Task statement:
Look for "gallons" in the records and copy every line that has it.

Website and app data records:
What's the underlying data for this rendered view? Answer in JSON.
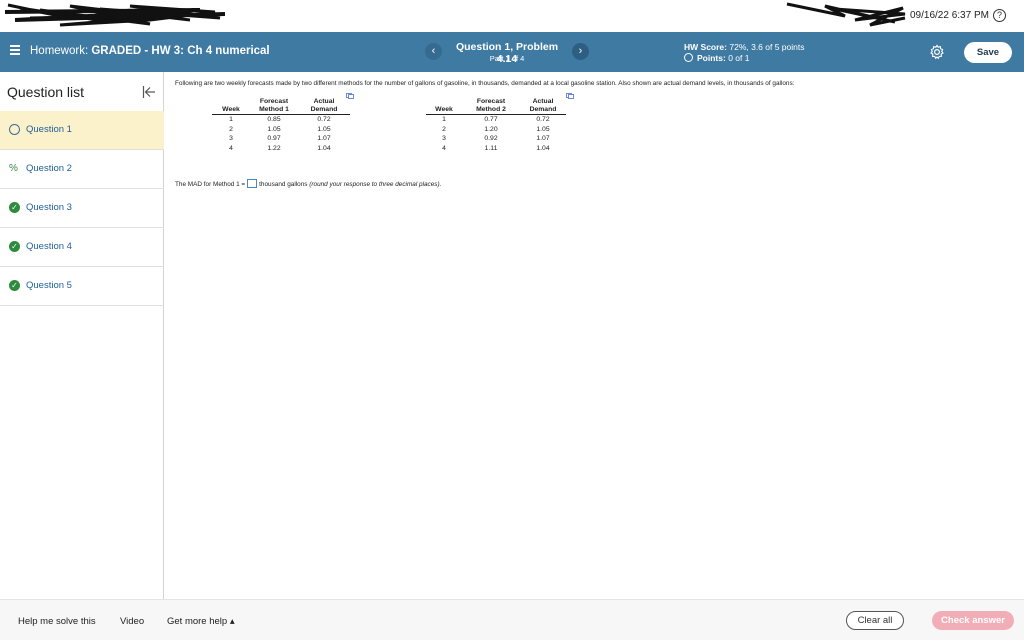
{
  "topbar": {
    "datetime": "09/16/22 6:37 PM",
    "help_glyph": "?"
  },
  "header": {
    "menu_icon": "menu-icon",
    "homework_prefix": "Homework: ",
    "homework_title": "GRADED - HW 3: Ch 4 numerical",
    "question_title": "Question 1, Problem 4.14",
    "question_part": "Part 1 of 4",
    "prev_glyph": "‹",
    "next_glyph": "›",
    "hw_score_label": "HW Score:",
    "hw_score_value": "72%, 3.6 of 5 points",
    "points_label": "Points:",
    "points_value": "0 of 1",
    "save_label": "Save",
    "colors": {
      "bar": "#3f7aa3"
    }
  },
  "sidebar": {
    "title": "Question list",
    "items": [
      {
        "label": "Question 1",
        "status": "open",
        "active": true
      },
      {
        "label": "Question 2",
        "status": "partial",
        "active": false
      },
      {
        "label": "Question 3",
        "status": "done",
        "active": false
      },
      {
        "label": "Question 4",
        "status": "done",
        "active": false
      },
      {
        "label": "Question 5",
        "status": "done",
        "active": false
      }
    ]
  },
  "problem": {
    "prompt": "Following are two weekly forecasts made by two different methods for the number of gallons of gasoline, in thousands, demanded at a local gasoline station. Also shown are actual demand levels, in thousands of gallons:",
    "table1": {
      "headers": [
        "Week",
        "Forecast Method 1",
        "Actual Demand"
      ],
      "rows": [
        [
          "1",
          "0.85",
          "0.72"
        ],
        [
          "2",
          "1.05",
          "1.05"
        ],
        [
          "3",
          "0.97",
          "1.07"
        ],
        [
          "4",
          "1.22",
          "1.04"
        ]
      ]
    },
    "table2": {
      "headers": [
        "Week",
        "Forecast Method 2",
        "Actual Demand"
      ],
      "rows": [
        [
          "1",
          "0.77",
          "0.72"
        ],
        [
          "2",
          "1.20",
          "1.05"
        ],
        [
          "3",
          "0.92",
          "1.07"
        ],
        [
          "4",
          "1.11",
          "1.04"
        ]
      ]
    },
    "mad_prefix": "The MAD for Method 1 =",
    "mad_suffix": "thousand gallons",
    "mad_hint": "(round your response to three decimal places)."
  },
  "footer": {
    "help_me_solve": "Help me solve this",
    "video": "Video",
    "get_more_help": "Get more help ▴",
    "clear_all": "Clear all",
    "check_answer": "Check answer"
  }
}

Result:
    "prompt": "Following are two weekly forecasts made by two different methods for the number of gallons of gasoline, in thousands, demanded at a local gasoline station. Also shown are actual demand levels, in thousands of gallons:",
    "mad_suffix": "thousand gallons",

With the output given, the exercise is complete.